Drone surveys of green turtles off Queensland’s Heron Island have found there is not yet a “man drought” as there were just as many males as females turning up to mate.
That’s despite an estimate that more than 80% of turtle hatchlings from Heron Island are female.
The new research
, published in the international journal Marine Biology, is good news for the southern Great Barrier Reef population of green turtles.
“Females require huge amounts of energy to reproduce, meaning they can only breed every 5 to 7 years whereas males can breed every 2 to 3 years,” said lead author, University of Queensland PhD candidate, Melissa Staines.
“This likely explains why the number of males and females arriving to mate – the operational sex ratio – was about one-to-one as males can breed 2-3 times more frequently.
“In addition, males mate with multiple females and females mate with multiple males.
“The equal number of breeding males and females was despite an estimate that female hatchlings outnumber the amount of males produced from the region.
“This one-to-one operational sex ratio is good news, as it means that there is no immediate need to intervene on Heron Island to produce more males,” she said.
Using drones, the research team filmed in October 2021, during the peak of the breeding season, when the overall density of green turtles observed increased five-fold compared to when the surveys were done in July, before the breeding season.
It’s likely some had travelled to the southern Great Barrier Reef from as far away as New Caledonia and other areas of the Indo-Pacific.
To calculate the operational sex ratio, the researchers focused on an inshore section where adult green turtles’ preferred foods (seagrass or algal turf) are scarce. That excluded individuals who might be foraging rather than mating.
They filmed 38 males and 36 females engaging in courtship and breeding behaviours. Ms Staines said there is nothing gentle when turtles get together to reproduce.
“They can be quite aggressive towards each other as they compete for a mate. If a male has mounted a female, a rival will bite at his flippers and neck and try to pull him away. Females will even take a nip at a male if they get too annoyed.
“Using drones was an innovative way to observe mating activity from a distance without influencing turtles’ natural behaviours,” Ms Staines said.
Turtle populations globally face the threat of “feminisation” due to human-induced climate warming that is increasing sand temperatures where the turtles nest.

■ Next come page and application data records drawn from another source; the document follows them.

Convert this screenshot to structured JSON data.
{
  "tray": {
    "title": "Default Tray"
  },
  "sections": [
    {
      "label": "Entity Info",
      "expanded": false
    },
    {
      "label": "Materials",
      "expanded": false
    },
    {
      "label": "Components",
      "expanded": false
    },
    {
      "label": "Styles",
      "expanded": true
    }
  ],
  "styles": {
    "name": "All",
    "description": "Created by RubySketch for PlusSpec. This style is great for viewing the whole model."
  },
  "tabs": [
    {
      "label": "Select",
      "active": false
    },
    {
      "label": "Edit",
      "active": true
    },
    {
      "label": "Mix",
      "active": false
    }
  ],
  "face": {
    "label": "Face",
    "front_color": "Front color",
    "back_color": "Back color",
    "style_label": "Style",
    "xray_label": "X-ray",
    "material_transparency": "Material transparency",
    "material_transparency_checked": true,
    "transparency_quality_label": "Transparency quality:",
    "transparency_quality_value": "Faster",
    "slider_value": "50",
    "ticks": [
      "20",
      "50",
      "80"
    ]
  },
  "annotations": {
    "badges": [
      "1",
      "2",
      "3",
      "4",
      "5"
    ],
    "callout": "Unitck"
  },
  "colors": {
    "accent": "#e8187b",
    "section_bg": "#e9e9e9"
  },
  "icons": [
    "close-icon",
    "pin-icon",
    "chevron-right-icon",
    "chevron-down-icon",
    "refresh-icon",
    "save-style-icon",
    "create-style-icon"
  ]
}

The sex of turtle embryos is determined by nest temperature – the hotter the nest the more females.
In 2018, scientists revealed that for the past few decades green turtles hatching on Raine Island – about 1500 km north of Heron Island – have been more than 99% female.
The majority of northern Great Barrier Reef green turtles nest on Raine Island and researchers now fear for the long term survival of this distinct population.
A modelling study published earlier this year
estimated that under an extreme climate warming scenario there will be so few adult northern GBR males that each one will have to mate with 15–30 different females per season just to prevent population decline.
Concern over the lack of male hatchlings led to the Turtle Cooling Project, a partnership between the World Wide Fund for Nature-Australia, The University of Queensland, and the Conflict Islands Conservation Initiative with funding support from furniture company Koala.
The project has already shown that pouring sea water on a nest can cool eggs enough to generate male hatchlings and the next phase of the research was the drone surveys at Heron Island.
Co-author Christine Madden Hof, WWF’s Global Marine Turtle Conservation Lead, said discovering the operational sex ratio at Raine Island will be crucial to conserve what is the largest green turtle rookery in the world.
“We’ve shown the drone methodology can work. It will now be important to apply this approach in other regions where feminising is occurring, in particular Raine Island,” said Ms Madden Hof.
“The operational sex ratio results for Raine Island, compared to Heron Island, may be drastically different and alarming,” she said.